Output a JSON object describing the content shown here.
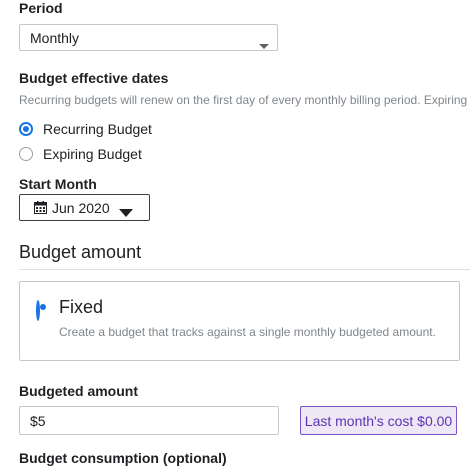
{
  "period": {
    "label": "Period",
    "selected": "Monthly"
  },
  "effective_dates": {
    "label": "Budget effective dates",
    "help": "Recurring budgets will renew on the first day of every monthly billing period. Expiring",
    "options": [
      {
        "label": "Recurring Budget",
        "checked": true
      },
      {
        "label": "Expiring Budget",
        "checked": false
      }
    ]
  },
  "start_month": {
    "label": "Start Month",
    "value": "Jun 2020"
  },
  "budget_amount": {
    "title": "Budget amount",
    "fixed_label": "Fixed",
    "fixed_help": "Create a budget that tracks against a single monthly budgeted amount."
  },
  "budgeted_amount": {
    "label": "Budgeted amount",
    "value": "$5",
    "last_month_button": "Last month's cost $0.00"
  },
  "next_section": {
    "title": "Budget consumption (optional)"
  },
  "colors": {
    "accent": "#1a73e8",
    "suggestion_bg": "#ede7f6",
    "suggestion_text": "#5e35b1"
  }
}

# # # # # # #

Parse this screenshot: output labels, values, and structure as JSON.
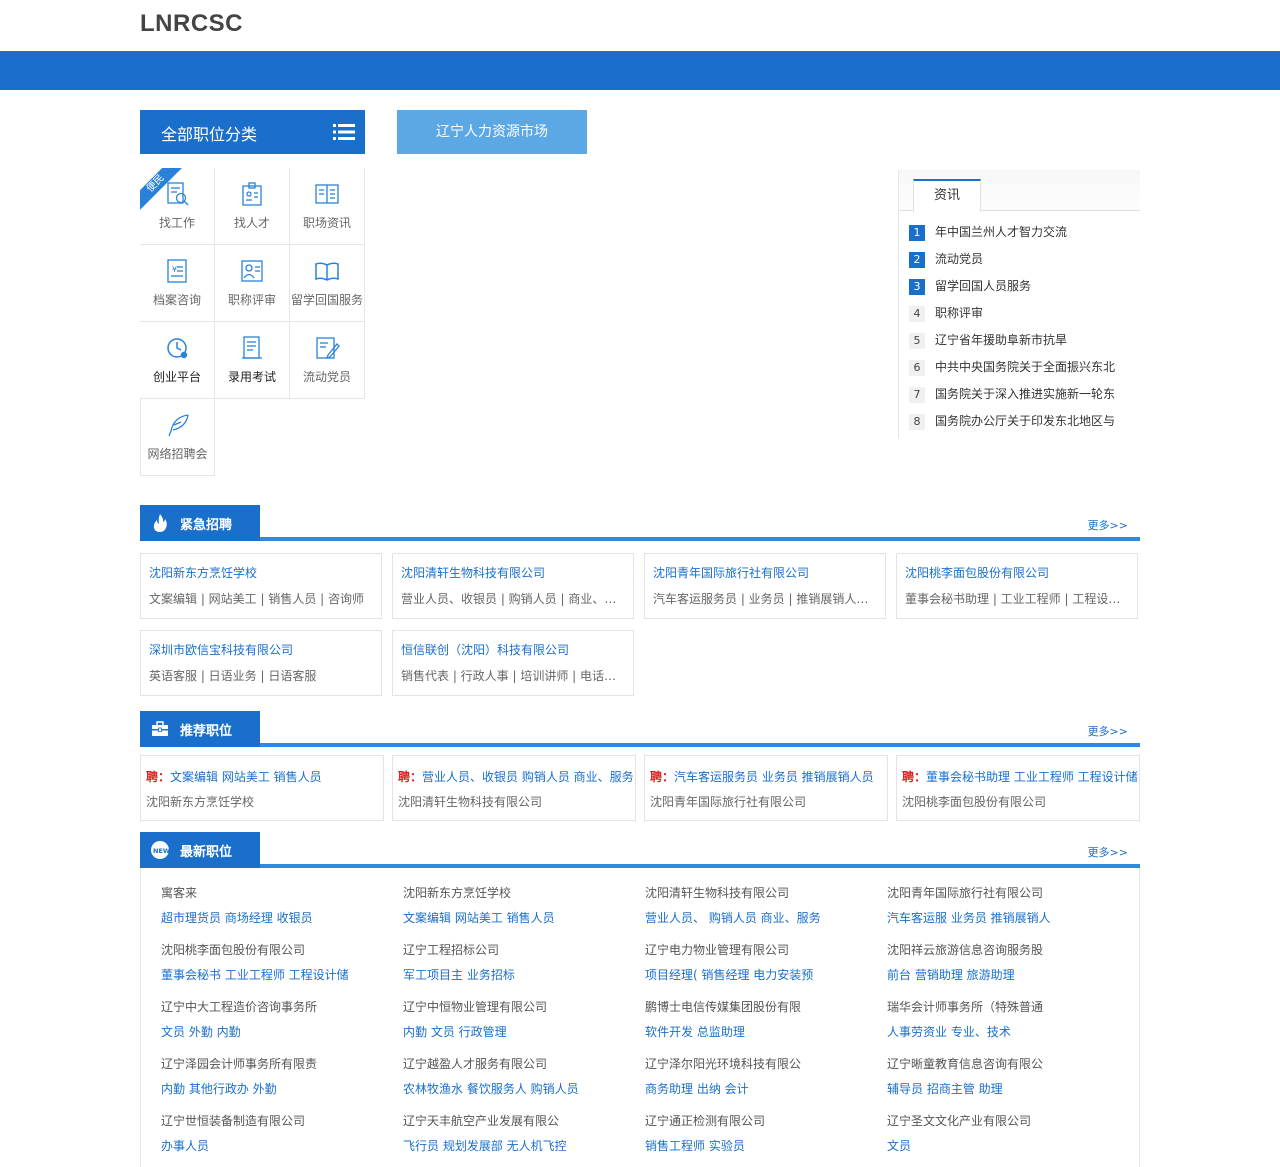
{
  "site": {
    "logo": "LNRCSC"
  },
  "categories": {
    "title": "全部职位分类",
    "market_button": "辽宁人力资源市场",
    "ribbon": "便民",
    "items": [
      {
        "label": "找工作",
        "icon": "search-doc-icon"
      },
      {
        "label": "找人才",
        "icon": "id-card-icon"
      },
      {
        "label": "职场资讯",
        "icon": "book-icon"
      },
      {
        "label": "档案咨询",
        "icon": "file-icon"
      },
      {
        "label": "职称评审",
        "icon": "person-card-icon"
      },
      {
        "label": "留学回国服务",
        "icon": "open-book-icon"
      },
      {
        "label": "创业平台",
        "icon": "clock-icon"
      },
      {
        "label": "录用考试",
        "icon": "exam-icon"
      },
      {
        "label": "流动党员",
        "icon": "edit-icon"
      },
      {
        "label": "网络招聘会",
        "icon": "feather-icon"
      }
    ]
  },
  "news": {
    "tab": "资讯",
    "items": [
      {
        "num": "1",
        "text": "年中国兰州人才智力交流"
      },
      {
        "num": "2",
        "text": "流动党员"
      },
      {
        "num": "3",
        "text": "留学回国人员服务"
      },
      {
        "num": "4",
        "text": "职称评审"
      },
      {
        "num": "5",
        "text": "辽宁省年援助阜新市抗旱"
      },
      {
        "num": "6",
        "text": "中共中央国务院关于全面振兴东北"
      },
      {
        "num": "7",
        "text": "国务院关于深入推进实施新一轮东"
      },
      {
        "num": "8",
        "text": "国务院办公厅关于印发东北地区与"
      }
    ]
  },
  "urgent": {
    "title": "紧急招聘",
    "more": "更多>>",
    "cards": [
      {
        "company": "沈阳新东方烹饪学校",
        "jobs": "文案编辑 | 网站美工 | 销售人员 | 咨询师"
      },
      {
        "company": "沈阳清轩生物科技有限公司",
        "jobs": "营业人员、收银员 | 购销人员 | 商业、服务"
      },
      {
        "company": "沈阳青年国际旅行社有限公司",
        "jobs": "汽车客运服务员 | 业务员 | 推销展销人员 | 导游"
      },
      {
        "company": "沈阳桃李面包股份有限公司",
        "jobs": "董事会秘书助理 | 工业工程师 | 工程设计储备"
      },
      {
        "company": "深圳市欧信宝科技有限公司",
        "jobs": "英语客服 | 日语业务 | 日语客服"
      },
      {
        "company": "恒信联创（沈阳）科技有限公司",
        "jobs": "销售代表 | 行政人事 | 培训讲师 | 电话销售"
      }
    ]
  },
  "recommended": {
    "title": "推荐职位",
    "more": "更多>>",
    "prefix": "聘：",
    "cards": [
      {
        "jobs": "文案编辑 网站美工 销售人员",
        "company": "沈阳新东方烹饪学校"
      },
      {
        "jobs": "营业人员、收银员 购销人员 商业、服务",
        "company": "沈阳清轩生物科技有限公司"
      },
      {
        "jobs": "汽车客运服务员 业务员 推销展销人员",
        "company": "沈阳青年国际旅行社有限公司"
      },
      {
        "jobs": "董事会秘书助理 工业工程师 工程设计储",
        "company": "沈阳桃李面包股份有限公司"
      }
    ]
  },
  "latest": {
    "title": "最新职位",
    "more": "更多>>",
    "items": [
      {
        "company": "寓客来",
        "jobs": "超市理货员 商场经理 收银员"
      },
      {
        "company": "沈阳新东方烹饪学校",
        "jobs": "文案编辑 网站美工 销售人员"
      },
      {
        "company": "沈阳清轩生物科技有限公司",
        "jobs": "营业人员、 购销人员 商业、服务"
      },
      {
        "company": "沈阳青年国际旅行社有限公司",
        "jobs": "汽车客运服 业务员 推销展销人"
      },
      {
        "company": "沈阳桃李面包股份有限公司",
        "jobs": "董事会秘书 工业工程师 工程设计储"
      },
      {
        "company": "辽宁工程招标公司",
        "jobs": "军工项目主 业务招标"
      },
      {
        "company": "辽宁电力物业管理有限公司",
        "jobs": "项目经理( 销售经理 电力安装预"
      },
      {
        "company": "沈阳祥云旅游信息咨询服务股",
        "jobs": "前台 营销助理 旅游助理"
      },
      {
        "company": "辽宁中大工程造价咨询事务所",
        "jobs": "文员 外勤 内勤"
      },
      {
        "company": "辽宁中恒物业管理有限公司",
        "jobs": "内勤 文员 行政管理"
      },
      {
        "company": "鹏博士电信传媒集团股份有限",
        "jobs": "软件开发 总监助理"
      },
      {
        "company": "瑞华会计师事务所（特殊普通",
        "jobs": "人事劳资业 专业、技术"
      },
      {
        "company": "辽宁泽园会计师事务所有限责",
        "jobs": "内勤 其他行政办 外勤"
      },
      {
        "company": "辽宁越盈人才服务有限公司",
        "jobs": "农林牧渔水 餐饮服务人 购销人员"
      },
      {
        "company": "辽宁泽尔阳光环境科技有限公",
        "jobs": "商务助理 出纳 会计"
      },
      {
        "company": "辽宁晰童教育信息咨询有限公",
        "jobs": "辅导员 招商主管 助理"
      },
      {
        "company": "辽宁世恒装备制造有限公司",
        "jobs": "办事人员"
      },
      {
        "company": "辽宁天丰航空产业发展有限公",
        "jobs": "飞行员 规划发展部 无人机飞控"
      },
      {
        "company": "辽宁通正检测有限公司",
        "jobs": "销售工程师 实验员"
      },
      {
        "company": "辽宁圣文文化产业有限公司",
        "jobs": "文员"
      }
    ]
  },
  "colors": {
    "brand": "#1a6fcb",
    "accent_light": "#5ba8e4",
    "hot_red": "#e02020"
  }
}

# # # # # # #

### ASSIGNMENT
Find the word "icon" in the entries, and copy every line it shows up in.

### RESPONSE BELOW
        "icon": "search-doc-icon"
        "icon": "id-card-icon"
        "icon": "book-icon"
        "icon": "file-icon"
        "icon": "person-card-icon"
        "icon": "open-book-icon"
        "icon": "clock-icon"
        "icon": "exam-icon"
        "icon": "edit-icon"
        "icon": "feather-icon"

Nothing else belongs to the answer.